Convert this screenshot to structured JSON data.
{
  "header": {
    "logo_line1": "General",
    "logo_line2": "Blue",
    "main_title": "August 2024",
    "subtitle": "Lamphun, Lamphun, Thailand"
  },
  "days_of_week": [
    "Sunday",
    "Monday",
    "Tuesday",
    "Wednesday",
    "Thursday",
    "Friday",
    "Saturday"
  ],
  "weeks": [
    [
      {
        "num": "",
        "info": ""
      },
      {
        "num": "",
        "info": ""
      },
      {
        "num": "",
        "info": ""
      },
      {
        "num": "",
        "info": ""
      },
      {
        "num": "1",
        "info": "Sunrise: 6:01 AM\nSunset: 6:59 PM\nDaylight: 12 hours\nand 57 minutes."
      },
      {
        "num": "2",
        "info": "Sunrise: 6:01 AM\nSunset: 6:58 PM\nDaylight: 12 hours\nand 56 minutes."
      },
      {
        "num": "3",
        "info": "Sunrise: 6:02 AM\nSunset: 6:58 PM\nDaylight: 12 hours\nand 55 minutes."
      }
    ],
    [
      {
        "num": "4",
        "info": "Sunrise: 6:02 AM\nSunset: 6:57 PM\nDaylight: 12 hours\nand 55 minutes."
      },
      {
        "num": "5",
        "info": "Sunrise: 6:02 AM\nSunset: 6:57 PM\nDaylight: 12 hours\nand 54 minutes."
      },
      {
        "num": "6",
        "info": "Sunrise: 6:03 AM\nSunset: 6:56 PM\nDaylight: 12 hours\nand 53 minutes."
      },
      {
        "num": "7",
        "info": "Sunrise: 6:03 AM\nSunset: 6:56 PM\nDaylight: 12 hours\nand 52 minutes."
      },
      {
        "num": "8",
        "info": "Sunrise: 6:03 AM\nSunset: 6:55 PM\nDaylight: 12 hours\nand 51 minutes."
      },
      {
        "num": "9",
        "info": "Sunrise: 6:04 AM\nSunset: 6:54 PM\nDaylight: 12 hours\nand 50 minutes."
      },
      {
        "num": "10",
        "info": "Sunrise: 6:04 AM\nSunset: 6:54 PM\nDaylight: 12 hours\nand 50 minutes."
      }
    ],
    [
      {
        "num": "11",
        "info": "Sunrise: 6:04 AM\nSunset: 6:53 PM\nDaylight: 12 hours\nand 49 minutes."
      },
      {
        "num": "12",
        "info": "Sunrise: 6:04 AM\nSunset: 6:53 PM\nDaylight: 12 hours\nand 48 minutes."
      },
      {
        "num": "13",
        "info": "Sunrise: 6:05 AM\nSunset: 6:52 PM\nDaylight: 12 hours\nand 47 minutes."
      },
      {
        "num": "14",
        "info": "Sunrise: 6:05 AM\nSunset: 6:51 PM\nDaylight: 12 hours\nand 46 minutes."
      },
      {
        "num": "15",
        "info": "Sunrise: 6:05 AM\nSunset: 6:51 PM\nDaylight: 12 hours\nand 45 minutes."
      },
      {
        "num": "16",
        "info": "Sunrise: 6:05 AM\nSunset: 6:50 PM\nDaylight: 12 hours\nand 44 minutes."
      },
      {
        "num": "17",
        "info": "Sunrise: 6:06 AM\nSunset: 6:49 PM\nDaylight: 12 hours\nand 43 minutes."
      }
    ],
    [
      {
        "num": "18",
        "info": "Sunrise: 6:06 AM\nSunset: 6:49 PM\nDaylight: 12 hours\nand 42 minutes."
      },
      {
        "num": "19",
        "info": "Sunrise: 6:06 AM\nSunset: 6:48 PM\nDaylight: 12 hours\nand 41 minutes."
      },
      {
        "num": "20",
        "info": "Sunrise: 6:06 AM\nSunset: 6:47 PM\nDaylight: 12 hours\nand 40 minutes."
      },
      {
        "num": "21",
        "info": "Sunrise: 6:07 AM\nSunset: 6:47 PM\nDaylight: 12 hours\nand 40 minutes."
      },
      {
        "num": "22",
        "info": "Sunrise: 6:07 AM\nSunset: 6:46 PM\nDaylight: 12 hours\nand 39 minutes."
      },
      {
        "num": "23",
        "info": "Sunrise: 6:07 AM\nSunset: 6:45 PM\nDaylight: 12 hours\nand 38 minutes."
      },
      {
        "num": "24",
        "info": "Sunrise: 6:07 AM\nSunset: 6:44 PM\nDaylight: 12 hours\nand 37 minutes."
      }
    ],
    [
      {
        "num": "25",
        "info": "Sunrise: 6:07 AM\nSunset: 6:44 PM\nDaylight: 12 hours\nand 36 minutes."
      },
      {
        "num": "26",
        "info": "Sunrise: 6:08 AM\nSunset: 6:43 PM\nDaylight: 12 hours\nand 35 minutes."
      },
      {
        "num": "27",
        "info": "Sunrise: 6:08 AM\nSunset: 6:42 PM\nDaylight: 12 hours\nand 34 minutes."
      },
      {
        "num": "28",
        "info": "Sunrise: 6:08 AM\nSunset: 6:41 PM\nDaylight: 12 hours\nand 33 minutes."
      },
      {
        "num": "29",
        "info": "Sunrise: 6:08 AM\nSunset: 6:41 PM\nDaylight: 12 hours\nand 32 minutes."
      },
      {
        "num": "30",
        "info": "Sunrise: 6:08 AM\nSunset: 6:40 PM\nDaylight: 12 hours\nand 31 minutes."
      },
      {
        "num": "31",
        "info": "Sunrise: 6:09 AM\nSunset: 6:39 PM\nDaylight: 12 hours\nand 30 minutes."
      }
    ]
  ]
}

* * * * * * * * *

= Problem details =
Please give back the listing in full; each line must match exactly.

= Task solution =
Convert this screenshot to structured JSON data.
{
  "header": {
    "logo_line1": "General",
    "logo_line2": "Blue",
    "main_title": "August 2024",
    "subtitle": "Lamphun, Lamphun, Thailand"
  },
  "days_of_week": [
    "Sunday",
    "Monday",
    "Tuesday",
    "Wednesday",
    "Thursday",
    "Friday",
    "Saturday"
  ],
  "weeks": [
    [
      {
        "num": "",
        "info": ""
      },
      {
        "num": "",
        "info": ""
      },
      {
        "num": "",
        "info": ""
      },
      {
        "num": "",
        "info": ""
      },
      {
        "num": "1",
        "info": "Sunrise: 6:01 AM\nSunset: 6:59 PM\nDaylight: 12 hours\nand 57 minutes."
      },
      {
        "num": "2",
        "info": "Sunrise: 6:01 AM\nSunset: 6:58 PM\nDaylight: 12 hours\nand 56 minutes."
      },
      {
        "num": "3",
        "info": "Sunrise: 6:02 AM\nSunset: 6:58 PM\nDaylight: 12 hours\nand 55 minutes."
      }
    ],
    [
      {
        "num": "4",
        "info": "Sunrise: 6:02 AM\nSunset: 6:57 PM\nDaylight: 12 hours\nand 55 minutes."
      },
      {
        "num": "5",
        "info": "Sunrise: 6:02 AM\nSunset: 6:57 PM\nDaylight: 12 hours\nand 54 minutes."
      },
      {
        "num": "6",
        "info": "Sunrise: 6:03 AM\nSunset: 6:56 PM\nDaylight: 12 hours\nand 53 minutes."
      },
      {
        "num": "7",
        "info": "Sunrise: 6:03 AM\nSunset: 6:56 PM\nDaylight: 12 hours\nand 52 minutes."
      },
      {
        "num": "8",
        "info": "Sunrise: 6:03 AM\nSunset: 6:55 PM\nDaylight: 12 hours\nand 51 minutes."
      },
      {
        "num": "9",
        "info": "Sunrise: 6:04 AM\nSunset: 6:54 PM\nDaylight: 12 hours\nand 50 minutes."
      },
      {
        "num": "10",
        "info": "Sunrise: 6:04 AM\nSunset: 6:54 PM\nDaylight: 12 hours\nand 50 minutes."
      }
    ],
    [
      {
        "num": "11",
        "info": "Sunrise: 6:04 AM\nSunset: 6:53 PM\nDaylight: 12 hours\nand 49 minutes."
      },
      {
        "num": "12",
        "info": "Sunrise: 6:04 AM\nSunset: 6:53 PM\nDaylight: 12 hours\nand 48 minutes."
      },
      {
        "num": "13",
        "info": "Sunrise: 6:05 AM\nSunset: 6:52 PM\nDaylight: 12 hours\nand 47 minutes."
      },
      {
        "num": "14",
        "info": "Sunrise: 6:05 AM\nSunset: 6:51 PM\nDaylight: 12 hours\nand 46 minutes."
      },
      {
        "num": "15",
        "info": "Sunrise: 6:05 AM\nSunset: 6:51 PM\nDaylight: 12 hours\nand 45 minutes."
      },
      {
        "num": "16",
        "info": "Sunrise: 6:05 AM\nSunset: 6:50 PM\nDaylight: 12 hours\nand 44 minutes."
      },
      {
        "num": "17",
        "info": "Sunrise: 6:06 AM\nSunset: 6:49 PM\nDaylight: 12 hours\nand 43 minutes."
      }
    ],
    [
      {
        "num": "18",
        "info": "Sunrise: 6:06 AM\nSunset: 6:49 PM\nDaylight: 12 hours\nand 42 minutes."
      },
      {
        "num": "19",
        "info": "Sunrise: 6:06 AM\nSunset: 6:48 PM\nDaylight: 12 hours\nand 41 minutes."
      },
      {
        "num": "20",
        "info": "Sunrise: 6:06 AM\nSunset: 6:47 PM\nDaylight: 12 hours\nand 40 minutes."
      },
      {
        "num": "21",
        "info": "Sunrise: 6:07 AM\nSunset: 6:47 PM\nDaylight: 12 hours\nand 40 minutes."
      },
      {
        "num": "22",
        "info": "Sunrise: 6:07 AM\nSunset: 6:46 PM\nDaylight: 12 hours\nand 39 minutes."
      },
      {
        "num": "23",
        "info": "Sunrise: 6:07 AM\nSunset: 6:45 PM\nDaylight: 12 hours\nand 38 minutes."
      },
      {
        "num": "24",
        "info": "Sunrise: 6:07 AM\nSunset: 6:44 PM\nDaylight: 12 hours\nand 37 minutes."
      }
    ],
    [
      {
        "num": "25",
        "info": "Sunrise: 6:07 AM\nSunset: 6:44 PM\nDaylight: 12 hours\nand 36 minutes."
      },
      {
        "num": "26",
        "info": "Sunrise: 6:08 AM\nSunset: 6:43 PM\nDaylight: 12 hours\nand 35 minutes."
      },
      {
        "num": "27",
        "info": "Sunrise: 6:08 AM\nSunset: 6:42 PM\nDaylight: 12 hours\nand 34 minutes."
      },
      {
        "num": "28",
        "info": "Sunrise: 6:08 AM\nSunset: 6:41 PM\nDaylight: 12 hours\nand 33 minutes."
      },
      {
        "num": "29",
        "info": "Sunrise: 6:08 AM\nSunset: 6:41 PM\nDaylight: 12 hours\nand 32 minutes."
      },
      {
        "num": "30",
        "info": "Sunrise: 6:08 AM\nSunset: 6:40 PM\nDaylight: 12 hours\nand 31 minutes."
      },
      {
        "num": "31",
        "info": "Sunrise: 6:09 AM\nSunset: 6:39 PM\nDaylight: 12 hours\nand 30 minutes."
      }
    ]
  ]
}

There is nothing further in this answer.